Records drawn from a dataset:
+++

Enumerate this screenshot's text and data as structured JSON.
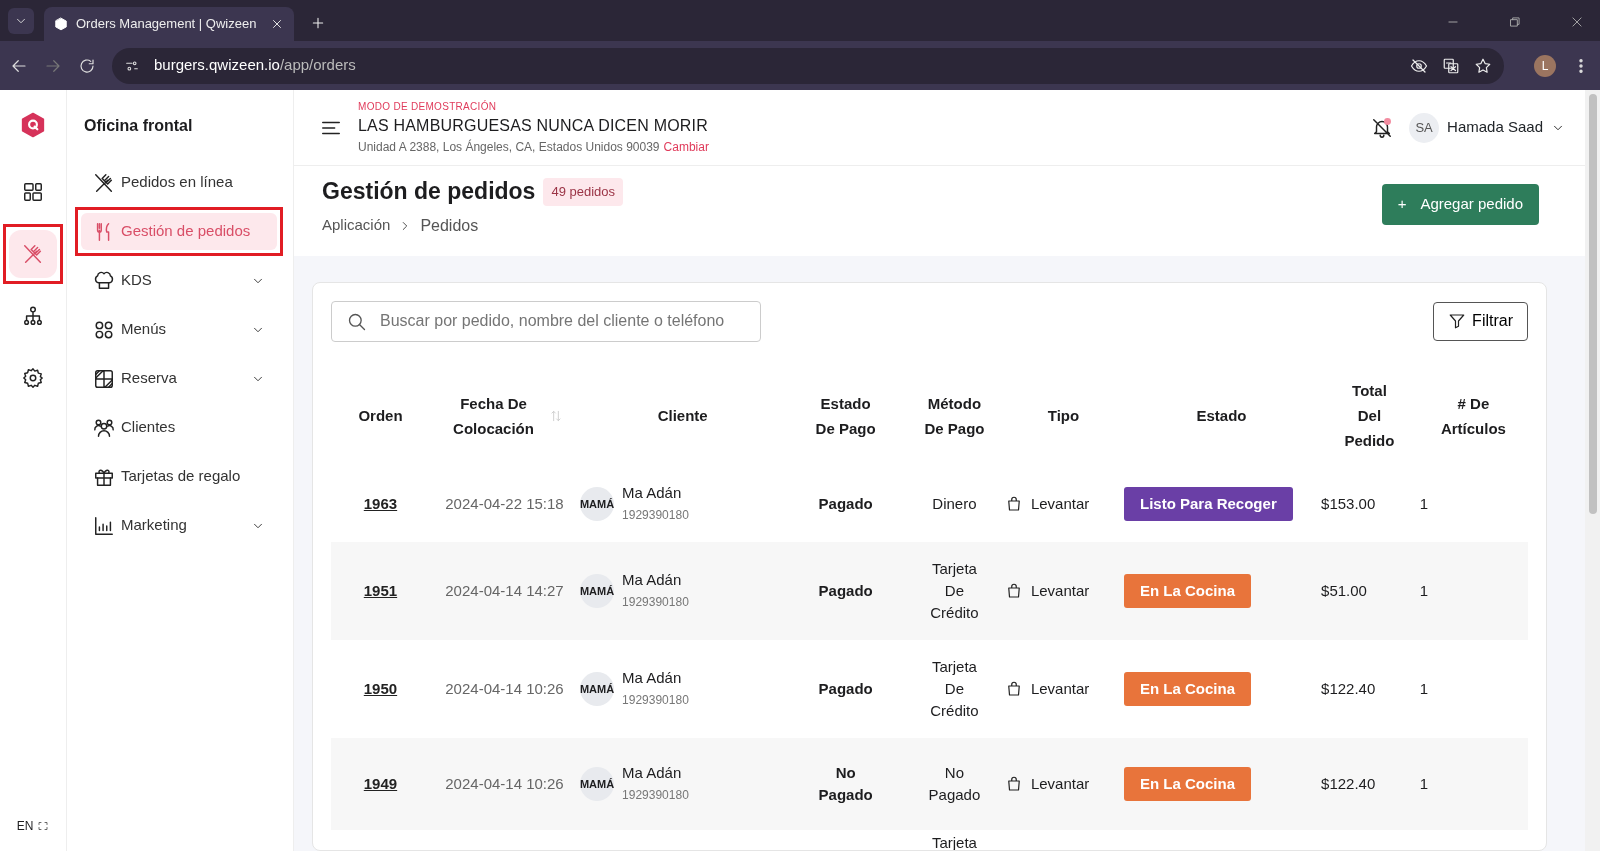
{
  "browser": {
    "tab_title": "Orders Management | Qwizeen",
    "url_host": "burgers.qwizeen.io",
    "url_path": "/app/orders",
    "profile_initial": "L"
  },
  "rail": {
    "items": [
      {
        "selected": false,
        "highlighted": false
      },
      {
        "selected": true,
        "highlighted": true
      },
      {
        "selected": false,
        "highlighted": false
      },
      {
        "selected": false,
        "highlighted": false
      }
    ],
    "language": "EN"
  },
  "sidebar": {
    "title": "Oficina frontal",
    "items": [
      {
        "label": "Pedidos en línea",
        "selected": false,
        "expandable": false,
        "highlighted": false
      },
      {
        "label": "Gestión de pedidos",
        "selected": true,
        "expandable": false,
        "highlighted": true
      },
      {
        "label": "KDS",
        "selected": false,
        "expandable": true,
        "highlighted": false
      },
      {
        "label": "Menús",
        "selected": false,
        "expandable": true,
        "highlighted": false
      },
      {
        "label": "Reserva",
        "selected": false,
        "expandable": true,
        "highlighted": false
      },
      {
        "label": "Clientes",
        "selected": false,
        "expandable": false,
        "highlighted": false
      },
      {
        "label": "Tarjetas de regalo",
        "selected": false,
        "expandable": false,
        "highlighted": false
      },
      {
        "label": "Marketing",
        "selected": false,
        "expandable": true,
        "highlighted": false
      }
    ]
  },
  "header": {
    "demo_label": "MODO DE DEMOSTRACIÓN",
    "restaurant": "LAS HAMBURGUESAS NUNCA DICEN MORIR",
    "address": "Unidad A 2388, Los Ángeles, CA, Estados Unidos 90039",
    "change_link": "Cambiar",
    "user_initials": "SA",
    "user_name": "Hamada Saad"
  },
  "page": {
    "title": "Gestión de pedidos",
    "count_badge": "49 pedidos",
    "breadcrumb": [
      "Aplicación",
      "Pedidos"
    ],
    "add_button": "Agregar pedido",
    "add_icon": "+"
  },
  "toolbar": {
    "search_placeholder": "Buscar por pedido, nombre del cliente o teléfono",
    "filter_button": "Filtrar"
  },
  "table": {
    "columns": [
      {
        "label": "Orden",
        "sortable": false
      },
      {
        "label": "Fecha De Colocación",
        "sortable": true
      },
      {
        "label": "Cliente",
        "sortable": false
      },
      {
        "label": "Estado De Pago",
        "sortable": false
      },
      {
        "label": "Método De Pago",
        "sortable": false
      },
      {
        "label": "Tipo",
        "sortable": false
      },
      {
        "label": "Estado",
        "sortable": false
      },
      {
        "label": "Total Del Pedido",
        "sortable": false
      },
      {
        "label": "# De Artículos",
        "sortable": false
      }
    ],
    "rows": [
      {
        "order": "1963",
        "date": "2024-04-22 15:18",
        "avatar": "MAMÁ",
        "customer": "Ma Adán",
        "phone": "1929390180",
        "payment_status": "Pagado",
        "payment_method": "Dinero",
        "type": "Levantar",
        "status": "Listo Para Recoger",
        "color": "#6a3fa6",
        "total": "$153.00",
        "items": "1"
      },
      {
        "order": "1951",
        "date": "2024-04-14 14:27",
        "avatar": "MAMÁ",
        "customer": "Ma Adán",
        "phone": "1929390180",
        "payment_status": "Pagado",
        "payment_method": "Tarjeta De Crédito",
        "type": "Levantar",
        "status": "En La Cocina",
        "color": "#e8743b",
        "total": "$51.00",
        "items": "1"
      },
      {
        "order": "1950",
        "date": "2024-04-14 10:26",
        "avatar": "MAMÁ",
        "customer": "Ma Adán",
        "phone": "1929390180",
        "payment_status": "Pagado",
        "payment_method": "Tarjeta De Crédito",
        "type": "Levantar",
        "status": "En La Cocina",
        "color": "#e8743b",
        "total": "$122.40",
        "items": "1"
      },
      {
        "order": "1949",
        "date": "2024-04-14 10:26",
        "avatar": "MAMÁ",
        "customer": "Ma Adán",
        "phone": "1929390180",
        "payment_status": "No Pagado",
        "payment_method": "No Pagado",
        "type": "Levantar",
        "status": "En La Cocina",
        "color": "#e8743b",
        "total": "$122.40",
        "items": "1"
      },
      {
        "payment_method": "Tarjeta"
      }
    ]
  }
}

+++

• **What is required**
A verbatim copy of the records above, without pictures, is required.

• **Task response**
Enumerate this screenshot's text and data as structured JSON.
{
  "browser": {
    "tab_title": "Orders Management | Qwizeen",
    "url_host": "burgers.qwizeen.io",
    "url_path": "/app/orders",
    "profile_initial": "L"
  },
  "rail": {
    "items": [
      {
        "selected": false,
        "highlighted": false
      },
      {
        "selected": true,
        "highlighted": true
      },
      {
        "selected": false,
        "highlighted": false
      },
      {
        "selected": false,
        "highlighted": false
      }
    ],
    "language": "EN"
  },
  "sidebar": {
    "title": "Oficina frontal",
    "items": [
      {
        "label": "Pedidos en línea",
        "selected": false,
        "expandable": false,
        "highlighted": false
      },
      {
        "label": "Gestión de pedidos",
        "selected": true,
        "expandable": false,
        "highlighted": true
      },
      {
        "label": "KDS",
        "selected": false,
        "expandable": true,
        "highlighted": false
      },
      {
        "label": "Menús",
        "selected": false,
        "expandable": true,
        "highlighted": false
      },
      {
        "label": "Reserva",
        "selected": false,
        "expandable": true,
        "highlighted": false
      },
      {
        "label": "Clientes",
        "selected": false,
        "expandable": false,
        "highlighted": false
      },
      {
        "label": "Tarjetas de regalo",
        "selected": false,
        "expandable": false,
        "highlighted": false
      },
      {
        "label": "Marketing",
        "selected": false,
        "expandable": true,
        "highlighted": false
      }
    ]
  },
  "header": {
    "demo_label": "MODO DE DEMOSTRACIÓN",
    "restaurant": "LAS HAMBURGUESAS NUNCA DICEN MORIR",
    "address": "Unidad A 2388, Los Ángeles, CA, Estados Unidos 90039",
    "change_link": "Cambiar",
    "user_initials": "SA",
    "user_name": "Hamada Saad"
  },
  "page": {
    "title": "Gestión de pedidos",
    "count_badge": "49 pedidos",
    "breadcrumb": [
      "Aplicación",
      "Pedidos"
    ],
    "add_button": "Agregar pedido",
    "add_icon": "+"
  },
  "toolbar": {
    "search_placeholder": "Buscar por pedido, nombre del cliente o teléfono",
    "filter_button": "Filtrar"
  },
  "table": {
    "columns": [
      {
        "label": "Orden",
        "sortable": false
      },
      {
        "label": "Fecha De Colocación",
        "sortable": true
      },
      {
        "label": "Cliente",
        "sortable": false
      },
      {
        "label": "Estado De Pago",
        "sortable": false
      },
      {
        "label": "Método De Pago",
        "sortable": false
      },
      {
        "label": "Tipo",
        "sortable": false
      },
      {
        "label": "Estado",
        "sortable": false
      },
      {
        "label": "Total Del Pedido",
        "sortable": false
      },
      {
        "label": "# De Artículos",
        "sortable": false
      }
    ],
    "rows": [
      {
        "order": "1963",
        "date": "2024-04-22 15:18",
        "avatar": "MAMÁ",
        "customer": "Ma Adán",
        "phone": "1929390180",
        "payment_status": "Pagado",
        "payment_method": "Dinero",
        "type": "Levantar",
        "status": "Listo Para Recoger",
        "color": "#6a3fa6",
        "total": "$153.00",
        "items": "1"
      },
      {
        "order": "1951",
        "date": "2024-04-14 14:27",
        "avatar": "MAMÁ",
        "customer": "Ma Adán",
        "phone": "1929390180",
        "payment_status": "Pagado",
        "payment_method": "Tarjeta De Crédito",
        "type": "Levantar",
        "status": "En La Cocina",
        "color": "#e8743b",
        "total": "$51.00",
        "items": "1"
      },
      {
        "order": "1950",
        "date": "2024-04-14 10:26",
        "avatar": "MAMÁ",
        "customer": "Ma Adán",
        "phone": "1929390180",
        "payment_status": "Pagado",
        "payment_method": "Tarjeta De Crédito",
        "type": "Levantar",
        "status": "En La Cocina",
        "color": "#e8743b",
        "total": "$122.40",
        "items": "1"
      },
      {
        "order": "1949",
        "date": "2024-04-14 10:26",
        "avatar": "MAMÁ",
        "customer": "Ma Adán",
        "phone": "1929390180",
        "payment_status": "No Pagado",
        "payment_method": "No Pagado",
        "type": "Levantar",
        "status": "En La Cocina",
        "color": "#e8743b",
        "total": "$122.40",
        "items": "1"
      },
      {
        "payment_method": "Tarjeta"
      }
    ]
  }
}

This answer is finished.